An enormous amount of intellectual energy is spent attempting to discredit the basic economic analysis of minimum wages. Vast quantities of creativity and cleverness are devoted to efforts to discover reasons and evidence that allegedly show that legislated minimum wages do not necessarily have on low-skilled workers any of the negative impacts predicted by standard economic theory.
As regular readers of this blog know, I fully reject any such asserted demonstrations that minimum-wage legislation has no negative impacts on the welfare of low-skilled workers. All such supposed demonstrations are the epistemological equivalents of the many attempts, including those by the faux scientific proponents of so-called “intelligent design,” to disprove the general applicability of Darwin’s theory of evolution driven by natural selection.

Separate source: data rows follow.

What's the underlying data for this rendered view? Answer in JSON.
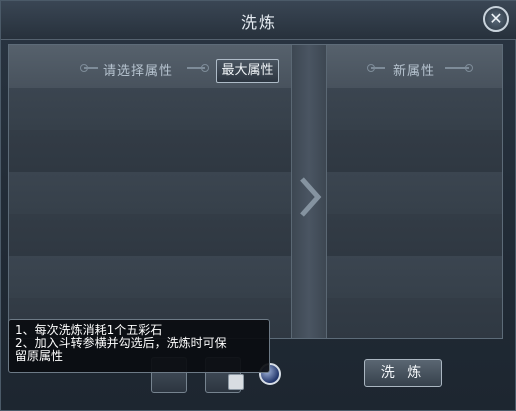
{
  "window": {
    "title": "洗炼",
    "close_icon": "close-icon"
  },
  "left_panel": {
    "header": "请选择属性",
    "max_attr_button": "最大属性"
  },
  "right_panel": {
    "header": "新属性"
  },
  "divider": {
    "icon": "chevron-right-icon"
  },
  "tooltip": {
    "lines": [
      "1、每次洗炼消耗1个五彩石",
      "2、加入斗转参横并勾选后，洗炼时可保\n留原属性"
    ]
  },
  "footer": {
    "wash_button": "洗 炼",
    "orb_icon": "blue-orb-icon"
  }
}
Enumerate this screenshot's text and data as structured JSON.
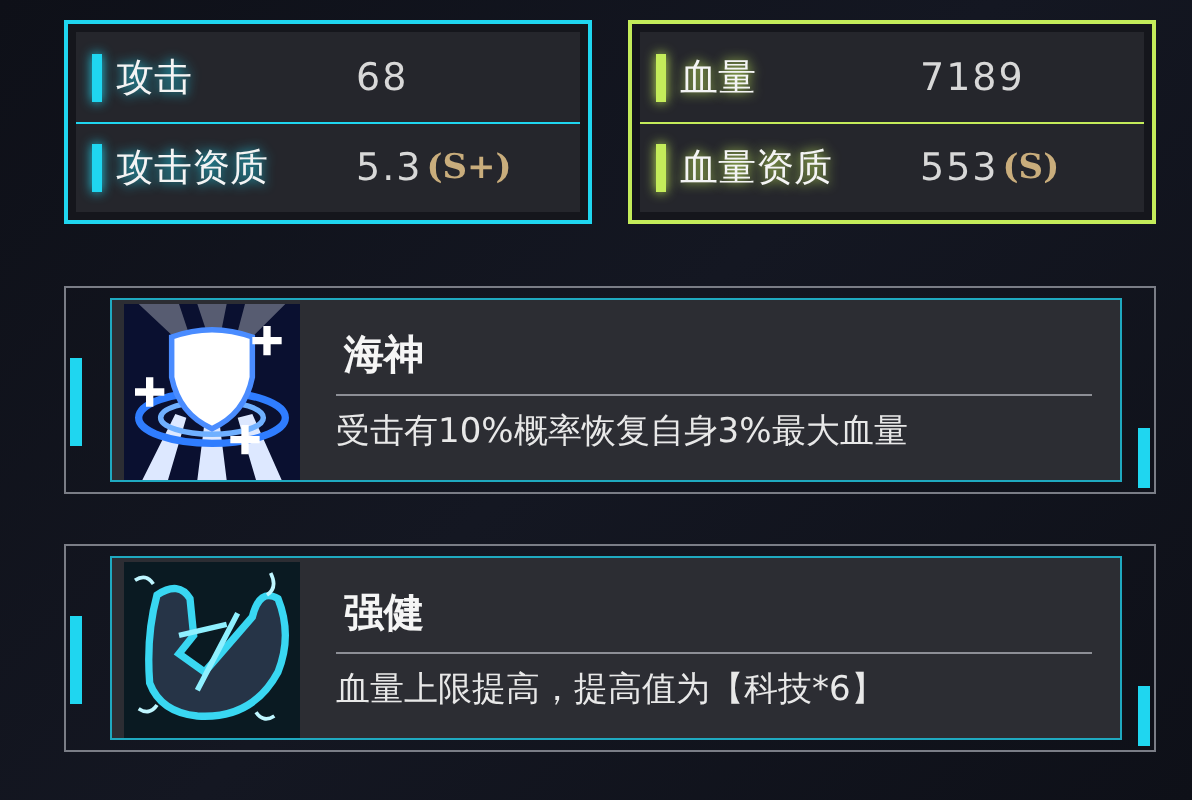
{
  "stat_panels": [
    {
      "color": "#1fd6f0",
      "rows": [
        {
          "label": "攻击",
          "value": "68"
        },
        {
          "label": "攻击资质",
          "value": "5.3",
          "grade": "(S+)"
        }
      ]
    },
    {
      "color": "#c4ec5a",
      "rows": [
        {
          "label": "血量",
          "value": "7189"
        },
        {
          "label": "血量资质",
          "value": "553",
          "grade": "(S)"
        }
      ]
    }
  ],
  "skills": [
    {
      "kind": "shield",
      "name": "海神",
      "description": "受击有10%概率恢复自身3%最大血量"
    },
    {
      "kind": "arm",
      "name": "强健",
      "description": "血量上限提高，提高值为【科技*6】"
    }
  ]
}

I repeat: The desire of many people to deny the general applicability of the law of demand to the economic world is very much akin to the desire of many other people to deny the general applicability to the biological world of Darwinian natural selection. It’s a terrific irony that many individuals in the first group – that is, many individuals who toil earnestly to find ways to deny the general applicability of the law of demand to the economic world – are among the very first to point out correctly the absurdity of the efforts of members of the second group of people – that is, of those individuals who toil earnestly to deny the general applicability to the biological world of Darwinian natural selection.